* ABOUT THIS EXERCISE:
Where the word "Green" appears in a line of the entries below, count that line and give the total alone.

::::::::::

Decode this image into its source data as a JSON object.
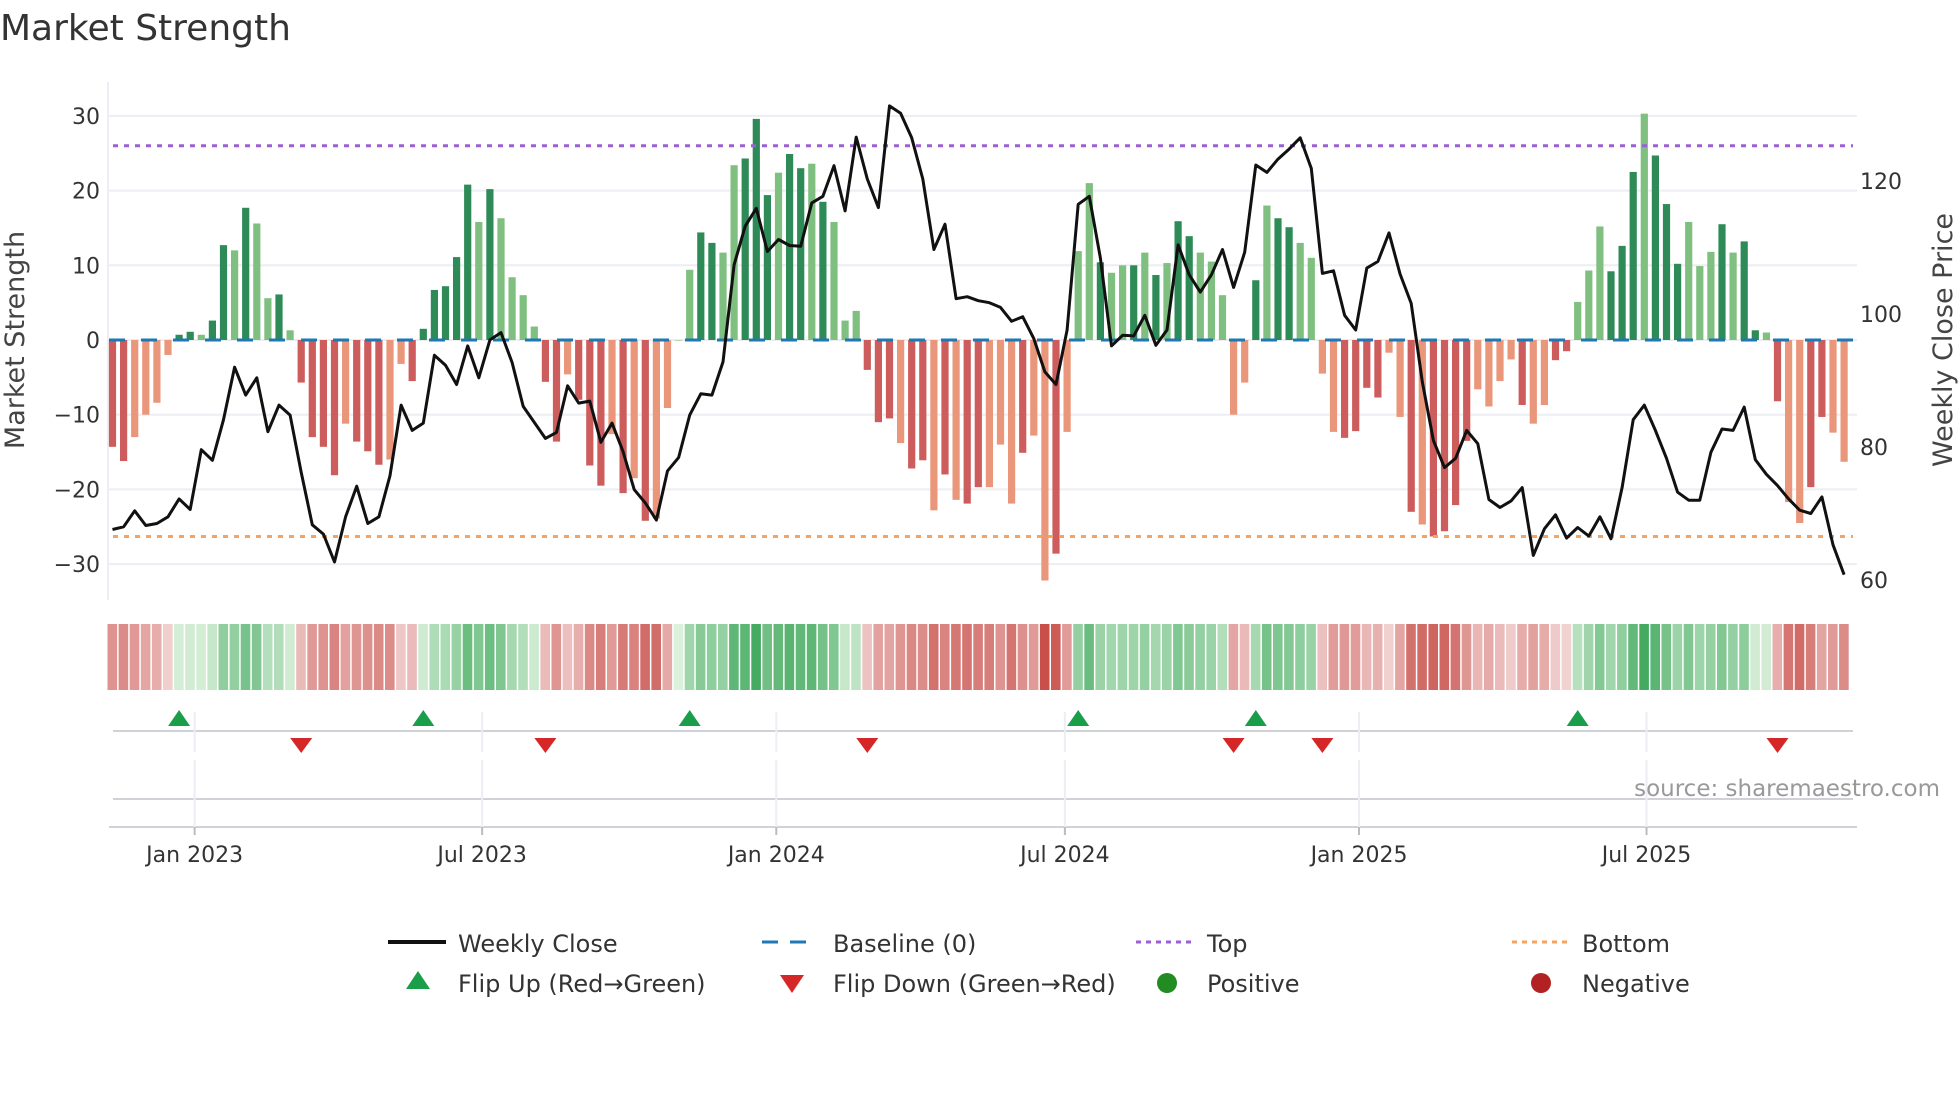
{
  "chart_data": {
    "type": "bar",
    "title": "Market Strength",
    "ylabel": "Market Strength",
    "y2label": "Weekly Close Price",
    "ylim": [
      -35,
      35
    ],
    "y2lim": [
      58,
      136
    ],
    "yticks": [
      "30",
      "20",
      "10",
      "0",
      "−10",
      "−20",
      "−30"
    ],
    "ytick_values": [
      30,
      20,
      10,
      0,
      -10,
      -20,
      -30
    ],
    "y2ticks": [
      "120",
      "100",
      "80",
      "60"
    ],
    "y2tick_values": [
      120,
      100,
      80,
      60
    ],
    "xticks": [
      {
        "label": "Jan 2023",
        "week": 8.4
      },
      {
        "label": "Jul 2023",
        "week": 34.3
      },
      {
        "label": "Jan 2024",
        "week": 60.8
      },
      {
        "label": "Jul 2024",
        "week": 86.8
      },
      {
        "label": "Jan 2025",
        "week": 113.3
      },
      {
        "label": "Jul 2025",
        "week": 139.2
      }
    ],
    "top_level": 26,
    "bottom_level": -26.3,
    "baseline": 0,
    "strength": [
      -14.3,
      -16.2,
      -13,
      -10,
      -8.4,
      -2,
      0.7,
      1.1,
      0.7,
      2.6,
      12.7,
      12,
      17.7,
      15.6,
      5.6,
      6.1,
      1.3,
      -5.7,
      -13,
      -14.3,
      -18.1,
      -11.2,
      -13.6,
      -14.9,
      -16.7,
      -16,
      -3.2,
      -5.5,
      1.5,
      6.7,
      7.2,
      11.1,
      20.8,
      15.8,
      20.2,
      16.3,
      8.4,
      6,
      1.8,
      -5.6,
      -13.6,
      -4.6,
      -8,
      -16.8,
      -19.5,
      -12.6,
      -20.5,
      -18.5,
      -24.2,
      -23.9,
      -9.1,
      0,
      9.4,
      14.4,
      13,
      11.7,
      23.4,
      24.3,
      29.6,
      19.4,
      22.4,
      24.9,
      23,
      23.6,
      18.5,
      15.8,
      2.6,
      3.9,
      -4,
      -11,
      -10.5,
      -13.8,
      -17.2,
      -16.1,
      -22.8,
      -18,
      -21.4,
      -21.9,
      -19.7,
      -19.7,
      -14,
      -21.9,
      -15.1,
      -12.8,
      -32.2,
      -28.6,
      -12.3,
      11.9,
      21,
      10.4,
      9,
      10,
      10,
      11.7,
      8.7,
      10.3,
      15.9,
      13.9,
      11.7,
      10.5,
      6,
      -10,
      -5.7,
      8,
      18,
      16.3,
      15.1,
      13,
      11,
      -4.5,
      -12.3,
      -13.1,
      -12.2,
      -6.4,
      -7.7,
      -1.7,
      -10.3,
      -23,
      -24.7,
      -26.3,
      -25.6,
      -22.1,
      -13.5,
      -6.6,
      -8.9,
      -5.5,
      -2.6,
      -8.7,
      -11.2,
      -8.7,
      -2.7,
      -1.5,
      5.1,
      9.3,
      15.2,
      9.2,
      12.6,
      22.5,
      30.3,
      24.7,
      18.2,
      10.2,
      15.8,
      9.9,
      11.8,
      15.5,
      11.7,
      13.2,
      1.3,
      1,
      -8.2,
      -21.7,
      -24.5,
      -19.7,
      -10.3,
      -12.4,
      -16.3
    ],
    "shade": "ddllllddlddldlldlddddldddllddddddldllllddldddldldllllddlldddlddldlllddd lddldlddllldlldllldlldldlddllllldlddllllddddlldlddddlllldllddllldddldddllldlddldllddllldd",
    "weekly_close": [
      67.6,
      68,
      70.4,
      68.2,
      68.5,
      69.5,
      72.2,
      70.6,
      79.6,
      78,
      84.1,
      92,
      87.8,
      90.4,
      82.3,
      86.3,
      84.8,
      76.2,
      68.3,
      66.9,
      62.7,
      69.5,
      74.1,
      68.5,
      69.5,
      75.7,
      86.3,
      82.5,
      83.6,
      93.8,
      92.3,
      89.4,
      95.2,
      90.4,
      96.1,
      97.2,
      92.7,
      86.1,
      83.7,
      81.3,
      82.2,
      89.2,
      86.6,
      86.9,
      80.7,
      83.6,
      79.3,
      73.6,
      71.6,
      69,
      76.4,
      78.4,
      84.8,
      88,
      87.8,
      92.8,
      107.4,
      113.2,
      115.9,
      109.4,
      111.2,
      110.3,
      110.2,
      116.7,
      117.7,
      122.3,
      115.5,
      126.6,
      120.3,
      116,
      131.3,
      130.2,
      126.5,
      120.3,
      109.7,
      113.5,
      102.3,
      102.6,
      102,
      101.7,
      101,
      98.9,
      99.6,
      96.3,
      91.3,
      89.4,
      97.6,
      116.5,
      117.7,
      108.4,
      95.2,
      96.8,
      96.7,
      99.8,
      95.3,
      97.6,
      110.4,
      105.9,
      103.3,
      105.9,
      109.7,
      104,
      109.3,
      122.4,
      121.3,
      123.3,
      124.8,
      126.5,
      121.9,
      106.1,
      106.5,
      99.8,
      97.6,
      106.9,
      107.9,
      112.2,
      106,
      101.6,
      89.8,
      81,
      76.9,
      78.3,
      82.5,
      80.5,
      72.1,
      70.9,
      71.9,
      73.9,
      63.7,
      67.7,
      69.8,
      66.3,
      67.9,
      66.6,
      69.5,
      66.2,
      73.9,
      84.1,
      86.3,
      82.5,
      78.3,
      73.2,
      72,
      72,
      79.2,
      82.7,
      82.5,
      86,
      78.1,
      75.9,
      74.2,
      72.2,
      70.5,
      70,
      72.5,
      65.3,
      60.8
    ],
    "flip_up_weeks": [
      7,
      29,
      53,
      88,
      104,
      133
    ],
    "flip_down_weeks": [
      18,
      40,
      69,
      102,
      110,
      151
    ],
    "legend": {
      "weekly_close": "Weekly Close",
      "baseline": "Baseline (0)",
      "top": "Top",
      "bottom": "Bottom",
      "flip_up": "Flip Up (Red→Green)",
      "flip_down": "Flip Down (Green→Red)",
      "positive": "Positive",
      "negative": "Negative"
    },
    "legend_placement": "bottom",
    "source": "source: sharemaestro.com",
    "colors": {
      "pos_dark": "#2e8b57",
      "pos_light": "#7fbf7f",
      "neg_dark": "#cd5c5c",
      "neg_light": "#e9967a",
      "line": "#111111",
      "baseline": "#1f77b4",
      "top": "#9b5fd6",
      "bottom": "#f4a460",
      "flip_up": "#1a9e4a",
      "flip_down": "#d62728",
      "positive": "#228b22",
      "negative": "#b22222"
    }
  }
}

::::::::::

* SOLUTION TO THIS TASK:
2